Web page and app entries:
*** Begin section ***

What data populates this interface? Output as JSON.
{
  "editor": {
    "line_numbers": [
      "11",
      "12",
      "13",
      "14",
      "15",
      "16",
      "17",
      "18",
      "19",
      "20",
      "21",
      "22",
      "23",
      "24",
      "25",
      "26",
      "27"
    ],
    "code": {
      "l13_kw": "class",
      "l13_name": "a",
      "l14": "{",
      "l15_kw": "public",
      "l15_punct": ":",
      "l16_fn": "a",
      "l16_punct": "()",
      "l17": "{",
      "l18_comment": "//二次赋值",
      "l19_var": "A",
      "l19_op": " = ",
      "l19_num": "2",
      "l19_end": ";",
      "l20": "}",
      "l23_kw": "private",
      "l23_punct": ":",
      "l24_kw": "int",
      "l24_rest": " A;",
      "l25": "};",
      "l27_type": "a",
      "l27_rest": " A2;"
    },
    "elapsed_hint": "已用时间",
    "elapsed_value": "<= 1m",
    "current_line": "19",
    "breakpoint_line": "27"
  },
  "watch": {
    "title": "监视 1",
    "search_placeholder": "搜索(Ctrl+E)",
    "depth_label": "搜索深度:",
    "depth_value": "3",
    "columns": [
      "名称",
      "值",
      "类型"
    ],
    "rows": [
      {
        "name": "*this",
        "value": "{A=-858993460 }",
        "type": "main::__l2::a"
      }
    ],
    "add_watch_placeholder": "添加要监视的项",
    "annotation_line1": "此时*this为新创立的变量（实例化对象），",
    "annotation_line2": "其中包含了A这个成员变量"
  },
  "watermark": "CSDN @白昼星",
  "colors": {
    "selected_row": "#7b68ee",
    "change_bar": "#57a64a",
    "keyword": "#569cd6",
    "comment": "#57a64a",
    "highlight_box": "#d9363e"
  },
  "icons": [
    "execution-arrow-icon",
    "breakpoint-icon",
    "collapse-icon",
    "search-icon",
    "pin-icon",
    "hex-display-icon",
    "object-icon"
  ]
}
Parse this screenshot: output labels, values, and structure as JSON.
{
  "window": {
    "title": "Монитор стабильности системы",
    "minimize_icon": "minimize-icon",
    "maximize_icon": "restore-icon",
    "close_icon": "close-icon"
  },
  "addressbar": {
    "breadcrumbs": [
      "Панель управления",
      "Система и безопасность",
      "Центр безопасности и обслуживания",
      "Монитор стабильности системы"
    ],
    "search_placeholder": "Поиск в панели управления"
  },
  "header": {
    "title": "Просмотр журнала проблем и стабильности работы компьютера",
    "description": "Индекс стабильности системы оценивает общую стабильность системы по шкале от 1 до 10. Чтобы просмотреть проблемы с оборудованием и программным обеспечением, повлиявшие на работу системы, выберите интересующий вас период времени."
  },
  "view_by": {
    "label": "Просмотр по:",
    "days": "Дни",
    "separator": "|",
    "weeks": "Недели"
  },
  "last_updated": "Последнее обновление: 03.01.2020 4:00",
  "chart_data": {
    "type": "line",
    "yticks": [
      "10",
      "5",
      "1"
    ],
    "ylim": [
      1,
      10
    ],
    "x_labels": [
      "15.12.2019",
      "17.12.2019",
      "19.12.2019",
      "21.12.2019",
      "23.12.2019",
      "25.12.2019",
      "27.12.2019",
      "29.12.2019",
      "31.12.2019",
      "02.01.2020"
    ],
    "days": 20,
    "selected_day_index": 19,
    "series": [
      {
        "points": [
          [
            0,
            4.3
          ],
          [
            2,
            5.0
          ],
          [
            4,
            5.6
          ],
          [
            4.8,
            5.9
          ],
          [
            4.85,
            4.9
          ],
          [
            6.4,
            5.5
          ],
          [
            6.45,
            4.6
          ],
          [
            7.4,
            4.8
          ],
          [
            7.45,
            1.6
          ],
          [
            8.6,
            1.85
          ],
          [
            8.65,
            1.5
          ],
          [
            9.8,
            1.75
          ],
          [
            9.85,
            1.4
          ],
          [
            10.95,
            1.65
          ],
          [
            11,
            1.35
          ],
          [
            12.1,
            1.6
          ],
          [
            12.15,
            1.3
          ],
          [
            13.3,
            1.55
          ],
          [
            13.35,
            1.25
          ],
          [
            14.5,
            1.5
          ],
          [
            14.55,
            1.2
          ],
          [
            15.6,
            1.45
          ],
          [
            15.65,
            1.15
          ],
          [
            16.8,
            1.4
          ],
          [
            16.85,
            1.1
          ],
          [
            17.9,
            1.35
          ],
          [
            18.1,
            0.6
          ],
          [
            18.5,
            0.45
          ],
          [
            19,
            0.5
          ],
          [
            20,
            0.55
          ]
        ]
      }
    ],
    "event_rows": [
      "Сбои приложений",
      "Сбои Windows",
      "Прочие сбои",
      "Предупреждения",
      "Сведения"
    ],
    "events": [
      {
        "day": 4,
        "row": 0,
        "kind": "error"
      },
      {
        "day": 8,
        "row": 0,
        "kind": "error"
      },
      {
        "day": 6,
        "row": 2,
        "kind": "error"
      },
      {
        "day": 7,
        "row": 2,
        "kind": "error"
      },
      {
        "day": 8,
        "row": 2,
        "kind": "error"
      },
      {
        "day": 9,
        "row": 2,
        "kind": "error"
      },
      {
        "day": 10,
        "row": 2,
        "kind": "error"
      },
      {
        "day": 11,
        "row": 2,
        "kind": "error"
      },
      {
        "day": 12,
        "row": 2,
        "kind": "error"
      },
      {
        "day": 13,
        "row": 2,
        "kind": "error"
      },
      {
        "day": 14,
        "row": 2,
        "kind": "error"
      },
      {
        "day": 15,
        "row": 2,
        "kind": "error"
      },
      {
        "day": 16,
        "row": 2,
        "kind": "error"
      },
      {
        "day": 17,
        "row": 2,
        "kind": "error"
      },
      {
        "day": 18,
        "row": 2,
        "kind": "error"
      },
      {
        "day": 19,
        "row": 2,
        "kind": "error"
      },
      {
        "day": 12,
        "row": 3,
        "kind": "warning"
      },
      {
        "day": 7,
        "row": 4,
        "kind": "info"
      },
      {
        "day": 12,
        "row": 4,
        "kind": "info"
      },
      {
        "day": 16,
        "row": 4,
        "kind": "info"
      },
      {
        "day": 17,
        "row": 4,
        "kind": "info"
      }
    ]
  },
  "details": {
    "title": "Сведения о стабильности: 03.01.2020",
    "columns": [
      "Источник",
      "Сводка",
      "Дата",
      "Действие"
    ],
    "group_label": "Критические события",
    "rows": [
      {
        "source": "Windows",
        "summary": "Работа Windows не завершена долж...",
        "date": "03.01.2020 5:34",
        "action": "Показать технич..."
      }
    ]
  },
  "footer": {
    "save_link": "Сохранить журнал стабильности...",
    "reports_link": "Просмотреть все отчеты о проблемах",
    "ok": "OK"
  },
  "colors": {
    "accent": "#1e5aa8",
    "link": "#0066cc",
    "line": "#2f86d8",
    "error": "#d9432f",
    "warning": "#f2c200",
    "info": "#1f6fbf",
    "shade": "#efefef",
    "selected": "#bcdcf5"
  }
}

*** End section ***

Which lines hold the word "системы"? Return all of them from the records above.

» Final answer
    "title": "Монитор стабильности системы",
      "Монитор стабильности системы"
    "description": "Индекс стабильности системы оценивает общую стабильность системы по шкале от 1 до 10. Чтобы просмотреть проблемы с оборудованием и программным обеспечением, повлиявшие на работу системы, выберите интересующий вас период времени."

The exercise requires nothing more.